WHAT THE TASK REQUIRES »
A bare number is the only acceptable answer: how many lines of these entries include "badge"?

LISTED ENTRIES »
================================
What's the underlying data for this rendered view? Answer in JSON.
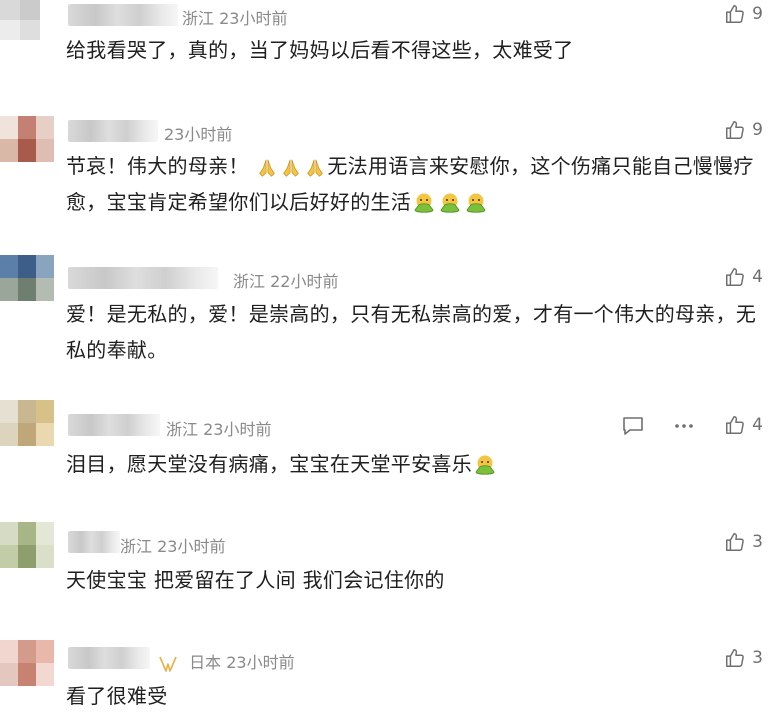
{
  "comments": [
    {
      "location": "浙江",
      "time": "23小时前",
      "text": "给我看哭了，真的，当了妈妈以后看不得这些，太难受了",
      "likes": "9"
    },
    {
      "location": "",
      "time": "23小时前",
      "text_a": "节哀！伟大的母亲！",
      "text_b": "无法用语言来安慰你，这个伤痛只能自己慢慢疗愈，宝宝肯定希望你们以后好好的生活",
      "likes": "9"
    },
    {
      "location": "浙江",
      "time": "22小时前",
      "text": "爱！是无私的，爱！是崇高的，只有无私崇高的爱，才有一个伟大的母亲，无私的奉献。",
      "likes": "4"
    },
    {
      "location": "浙江",
      "time": "23小时前",
      "text": "泪目，愿天堂没有病痛，宝宝在天堂平安喜乐",
      "likes": "4"
    },
    {
      "location": "浙江",
      "time": "23小时前",
      "text": "天使宝宝 把爱留在了人间 我们会记住你的",
      "likes": "3"
    },
    {
      "location": "日本",
      "time": "23小时前",
      "text": "看了很难受",
      "likes": "3"
    }
  ],
  "colors": {
    "meta": "#8a8a8a",
    "text": "#1f1f1f",
    "icon": "#6f6f6f",
    "emoji_green": "#7cbf3a",
    "emoji_yellow": "#f4c542"
  },
  "icons": [
    "thumbs-up-icon",
    "reply-icon",
    "more-icon",
    "pray-emoji",
    "nauseated-emoji",
    "vip-badge-icon"
  ]
}
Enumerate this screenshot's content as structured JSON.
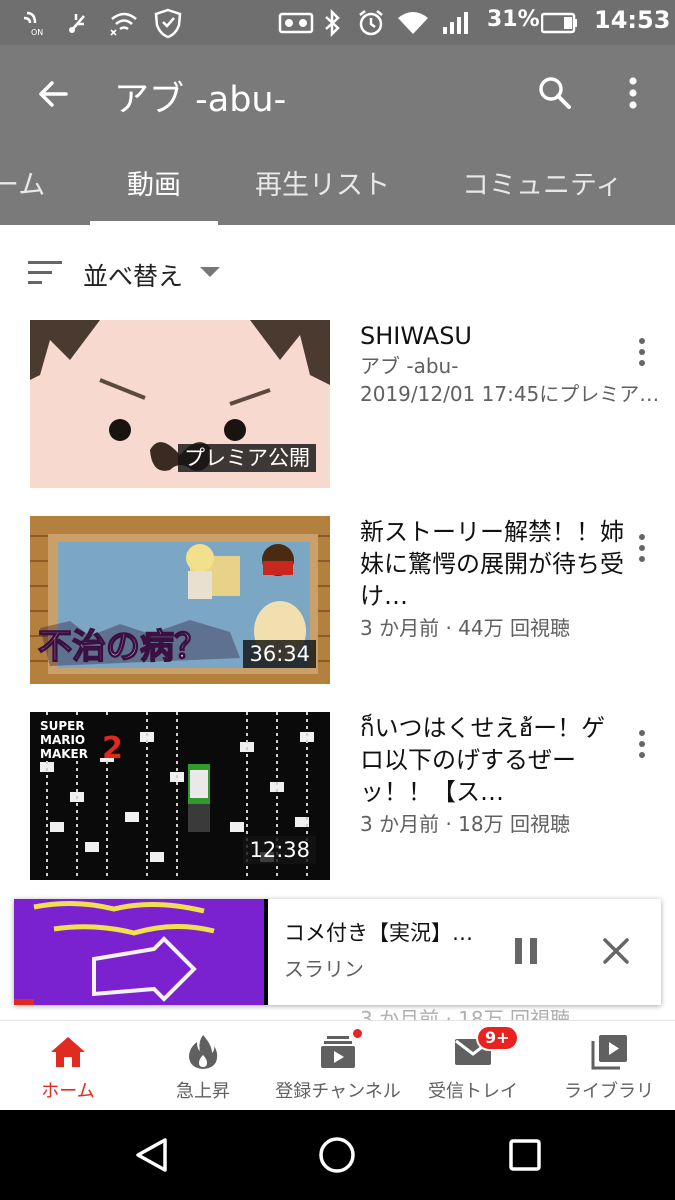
{
  "status_bar": {
    "battery_percent": "31%",
    "time": "14:53"
  },
  "app_bar": {
    "title": "アブ -abu-",
    "tabs": [
      {
        "label": "ーム",
        "active": false
      },
      {
        "label": "動画",
        "active": true
      },
      {
        "label": "再生リスト",
        "active": false
      },
      {
        "label": "コミュニティ",
        "active": false
      }
    ]
  },
  "sort": {
    "label": "並べ替え"
  },
  "videos": [
    {
      "title": "SHIWASU",
      "meta1": "アブ -abu-",
      "meta2": "2019/12/01 17:45にプレミア…",
      "badge": "プレミア公開"
    },
    {
      "title": "新ストーリー解禁！！姉妹に驚愕の展開が待ち受け…",
      "meta1": "3 か月前 · 44万 回視聴",
      "badge": "36:34",
      "thumb_text": "不治の病？"
    },
    {
      "title": "ก็いつはくせえฮ้ー！ゲロ以下のげするぜーッ！！【ス…",
      "meta1": "3 か月前 · 18万 回視聴",
      "badge": "12:38",
      "thumb_text": "SUPER MARIO MAKER 2"
    }
  ],
  "partial_row_text": "3 か月前 · 18万 回視聴",
  "mini_player": {
    "title": "コメ付き【実況】…",
    "channel": "スラリン"
  },
  "bottom_nav": {
    "items": [
      {
        "label": "ホーム",
        "icon": "home-icon",
        "active": true
      },
      {
        "label": "急上昇",
        "icon": "flame-icon",
        "active": false
      },
      {
        "label": "登録チャンネル",
        "icon": "subscriptions-icon",
        "active": false
      },
      {
        "label": "受信トレイ",
        "icon": "inbox-icon",
        "active": false,
        "badge": "9+"
      },
      {
        "label": "ライブラリ",
        "icon": "library-icon",
        "active": false
      }
    ]
  },
  "colors": {
    "accent": "#e02b20",
    "app_bar": "#7a7a7a",
    "status_bar": "#6f6f6f"
  }
}
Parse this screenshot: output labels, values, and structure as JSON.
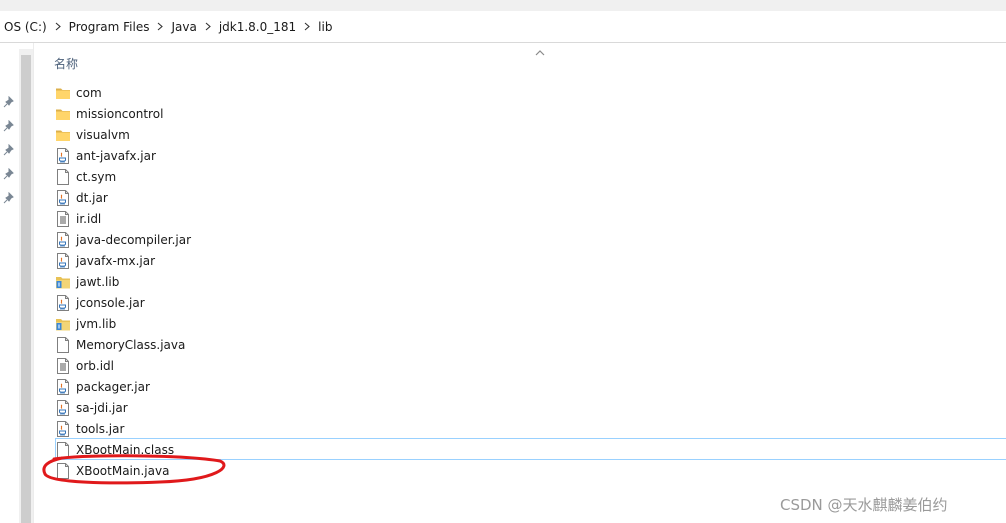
{
  "breadcrumb": [
    "OS (C:)",
    "Program Files",
    "Java",
    "jdk1.8.0_181",
    "lib"
  ],
  "column_header": "名称",
  "files": [
    {
      "name": "com",
      "icon": "folder-icon"
    },
    {
      "name": "missioncontrol",
      "icon": "folder-icon"
    },
    {
      "name": "visualvm",
      "icon": "folder-icon"
    },
    {
      "name": "ant-javafx.jar",
      "icon": "jar-file-icon"
    },
    {
      "name": "ct.sym",
      "icon": "blank-file-icon"
    },
    {
      "name": "dt.jar",
      "icon": "jar-file-icon"
    },
    {
      "name": "ir.idl",
      "icon": "text-file-icon"
    },
    {
      "name": "java-decompiler.jar",
      "icon": "jar-file-icon"
    },
    {
      "name": "javafx-mx.jar",
      "icon": "jar-file-icon"
    },
    {
      "name": "jawt.lib",
      "icon": "lib-file-icon"
    },
    {
      "name": "jconsole.jar",
      "icon": "jar-file-icon"
    },
    {
      "name": "jvm.lib",
      "icon": "lib-file-icon"
    },
    {
      "name": "MemoryClass.java",
      "icon": "blank-file-icon"
    },
    {
      "name": "orb.idl",
      "icon": "text-file-icon"
    },
    {
      "name": "packager.jar",
      "icon": "jar-file-icon"
    },
    {
      "name": "sa-jdi.jar",
      "icon": "jar-file-icon"
    },
    {
      "name": "tools.jar",
      "icon": "jar-file-icon"
    },
    {
      "name": "XBootMain.class",
      "icon": "blank-file-icon",
      "selected": true
    },
    {
      "name": "XBootMain.java",
      "icon": "blank-file-icon"
    }
  ],
  "annotation_color": "#e0191b",
  "selection_color": "#99d1ff",
  "watermark": "CSDN @天水麒麟姜伯约"
}
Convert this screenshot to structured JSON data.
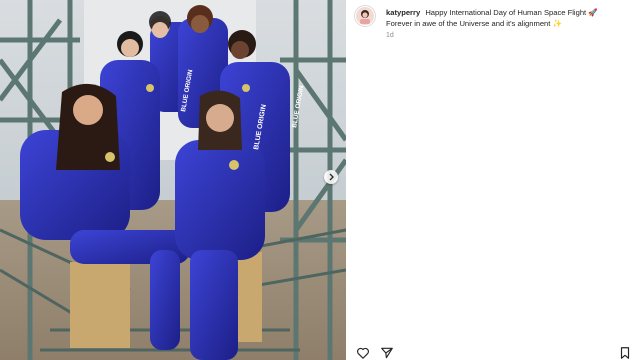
{
  "post": {
    "username": "katyperry",
    "caption_line1": "Happy International Day of Human Space Flight",
    "caption_emoji1": "🚀",
    "caption_line2": "Forever in awe of the Universe and it's alignment",
    "caption_emoji2": "✨",
    "time_ago": "1d"
  },
  "photo": {
    "suit_text": "BLUE ORIGIN",
    "suit_color": "#2a2fb3",
    "sky_color": "#c9d0d6",
    "tower_color": "#6f8a84"
  },
  "icons": {
    "like": "heart-icon",
    "share": "paper-plane-icon",
    "save": "bookmark-icon",
    "next": "chevron-right-icon"
  },
  "colors": {
    "text": "#262626",
    "muted": "#8e8e8e",
    "border": "#dbdbdb"
  }
}
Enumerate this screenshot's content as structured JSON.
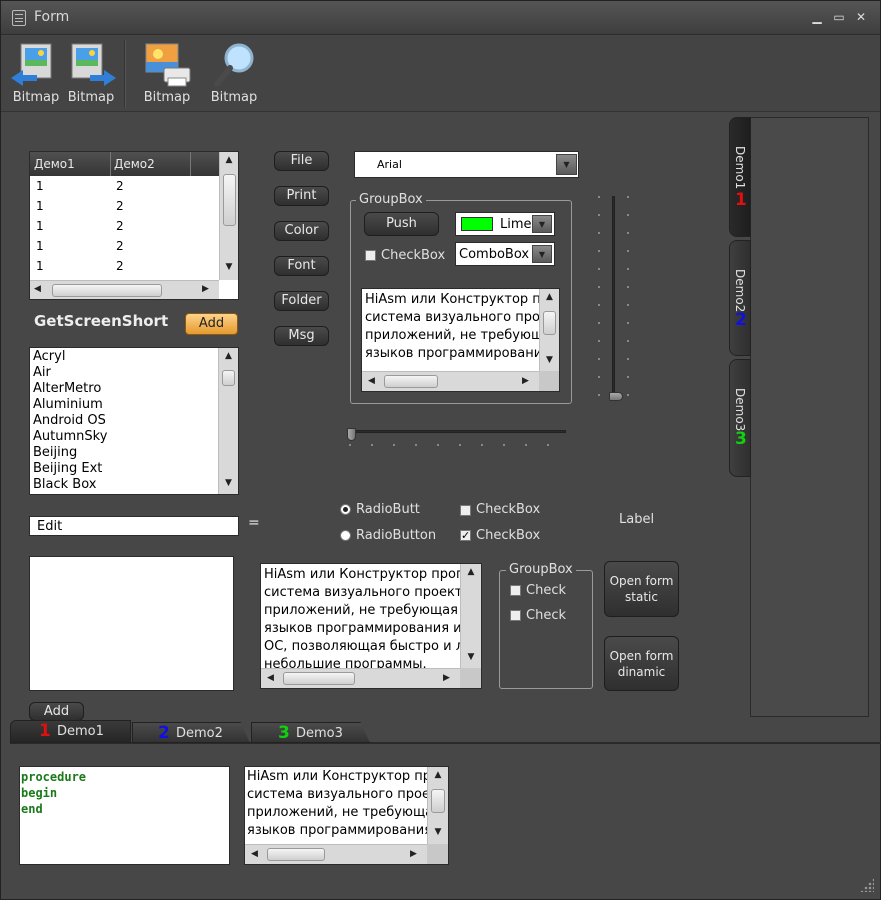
{
  "window": {
    "title": "Form"
  },
  "toolbar": {
    "buttons": [
      {
        "label": "Bitmap"
      },
      {
        "label": "Bitmap"
      },
      {
        "label": "Bitmap"
      },
      {
        "label": "Bitmap"
      }
    ]
  },
  "grid": {
    "columns": [
      "Демо1",
      "Демо2"
    ],
    "rows": [
      [
        "1",
        "2"
      ],
      [
        "1",
        "2"
      ],
      [
        "1",
        "2"
      ],
      [
        "1",
        "2"
      ],
      [
        "1",
        "2"
      ]
    ]
  },
  "side_buttons": [
    "File",
    "Print",
    "Color",
    "Font",
    "Folder",
    "Msg"
  ],
  "screen_label": "GetScreenShort",
  "add_button": "Add",
  "skins": [
    "Acryl",
    "Air",
    "AlterMetro",
    "Aluminium",
    "Android OS",
    "AutumnSky",
    "Beijing",
    "Beijing Ext",
    "Black Box"
  ],
  "font_combo": "Arial",
  "groupbox1": {
    "caption": "GroupBox",
    "push": "Push",
    "color_combo": "Lime",
    "color_swatch": "#00ff00",
    "checkbox": "CheckBox",
    "combo": "ComboBox",
    "memo": [
      "HiAsm или Конструктор про",
      "система визуального проект",
      "приложений, не требующа",
      "языков программировани:"
    ]
  },
  "edit_value": "Edit",
  "equals": "=",
  "radios": [
    "RadioButto",
    "RadioButton"
  ],
  "checks": [
    "CheckBox",
    "CheckBox"
  ],
  "label": "Label",
  "memo2": [
    "HiAsm или Конструктор прогр",
    "система визуального проекти",
    "приложений, не требующая от",
    "языков программирования и с",
    "ОС, позволяющая быстро и ле",
    "небольшие программы."
  ],
  "groupbox2": {
    "caption": "GroupBox",
    "checks": [
      "Check",
      "Check"
    ]
  },
  "open_static": [
    "Open form",
    "static"
  ],
  "open_dinamic": [
    "Open form",
    "dinamic"
  ],
  "add_button2": "Add",
  "vtabs": [
    {
      "num": "1",
      "label": "Demo1",
      "color": "#e01010"
    },
    {
      "num": "2",
      "label": "Demo2",
      "color": "#1010e0"
    },
    {
      "num": "3",
      "label": "Demo3",
      "color": "#10d010"
    }
  ],
  "htabs": [
    {
      "num": "1",
      "label": "Demo1",
      "color": "#e01010"
    },
    {
      "num": "2",
      "label": "Demo2",
      "color": "#1010e0"
    },
    {
      "num": "3",
      "label": "Demo3",
      "color": "#10d010"
    }
  ],
  "code": [
    "procedure",
    "begin",
    "end"
  ],
  "memo3": [
    "HiAsm или Конструктор про",
    "система визуального прое",
    "приложений, не требующа",
    "языков программирования"
  ]
}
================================
ANSWER FOR THE TASK »
5